    1. So I'm not the only one who thinks that prevention is better than cure. Can't understand the JLA. Maybe, our donations should be sent directly to the institutions where we are confident our money is being spent wisely.

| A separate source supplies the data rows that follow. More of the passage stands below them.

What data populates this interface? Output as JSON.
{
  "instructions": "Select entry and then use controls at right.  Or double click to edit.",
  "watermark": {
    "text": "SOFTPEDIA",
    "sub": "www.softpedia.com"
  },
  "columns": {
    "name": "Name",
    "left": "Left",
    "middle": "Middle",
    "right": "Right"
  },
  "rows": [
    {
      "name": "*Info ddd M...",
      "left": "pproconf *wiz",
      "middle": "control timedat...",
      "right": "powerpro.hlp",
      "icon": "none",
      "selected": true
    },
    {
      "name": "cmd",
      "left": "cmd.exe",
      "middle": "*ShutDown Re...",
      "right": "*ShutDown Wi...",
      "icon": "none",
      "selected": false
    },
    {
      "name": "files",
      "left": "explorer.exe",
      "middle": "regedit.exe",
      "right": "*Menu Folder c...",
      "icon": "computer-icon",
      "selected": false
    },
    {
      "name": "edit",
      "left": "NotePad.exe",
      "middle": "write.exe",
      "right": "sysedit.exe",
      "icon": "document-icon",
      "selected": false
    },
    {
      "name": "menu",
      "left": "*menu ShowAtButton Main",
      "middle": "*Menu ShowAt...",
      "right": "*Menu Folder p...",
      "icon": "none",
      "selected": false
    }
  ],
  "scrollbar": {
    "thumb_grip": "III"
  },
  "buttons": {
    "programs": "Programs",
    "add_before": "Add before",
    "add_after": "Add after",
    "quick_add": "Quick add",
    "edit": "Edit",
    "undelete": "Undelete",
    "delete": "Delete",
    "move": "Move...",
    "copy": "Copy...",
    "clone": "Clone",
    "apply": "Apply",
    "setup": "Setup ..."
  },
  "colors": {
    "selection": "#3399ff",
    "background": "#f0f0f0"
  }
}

  12. Wow! what a response. Perhaps we shouldn't just jump in and bash the JLA and MS Society so quickly. Like all new methods this is a process not appreciated or understood by all and it needs time to provide the evidence that this process is useful. There were many more extremely important 'priorities' short listed which did not make it into the 'top 10' but every question submitted is published on UK DUETS and has not been lost to the research community. The MS Society has also pointed out that these 'top 10' will influence their funding direction but by no means exclude topics not listed. Out of over 1000 questions submitted these were whittled down to just 10 through a previously described and transparent process.I would also like to point out that the 'young MS researcher' was not 'laughed off', the final workshop was conducted in a very 'grown up' manner with no criticism of individuals allowed. The majority of participants considered it to be an unusual but rewarding and valuable process.An earlier post mentioned some of the priorities should be answered by big pharma. This could only be so if big pharma suddenly decide to work together. How likely is that to happen? Looking at comparisons between the effects of existing treatments on things like mobility and cognitive function will be very difficult to answer. Does this mean the question should not be posed?Some of the questions can be interpreted in various ways. For example 'How can MS be prevented' could well be seen as a causation question. I would also point out that questions are worded according to how they were originally submitted and most are a combination of many similar questions. The priority about early therapy with aggressive drugs is just that – use of aggressive treatments- i.e those which have great promise but significant side effects, early on in disease. It is not referring to aggressive treatment early on in the disease with the drugs with few side effects. This is clearly a controversial issue which was debated at MS Frontiers and needs to be addressed.The JLA exclude pure researchers and pharma for the very reason that they are already significant influencers of the direction of research. Here priority is given to consultancy of a wide representation of those people, carers, people with MS, clinicians, nurses, physiotherapists, complementary therapists, fundraisers, volunteers… affected daily by MS in some way, these people are without financial or personal research 'pet' agendas.The JLA priority setting partnership is a carefully managed and inexpensive process using mostly volunteers. (I do not have a personal conflict of interest here!)

    1. JLA stands for political correctness. Excluding basic researchers and the drug industry from the process is simply dumb and is the reason why the MS Society has a list of priorities that will result in mediocre outputs.

    2. "'grown up' manner with no criticism of individuals allowed"The problem identified in a sentence; the JLA process clearly lacked the necessary criticism and debate.

Leave a Reply

%d bloggers like this: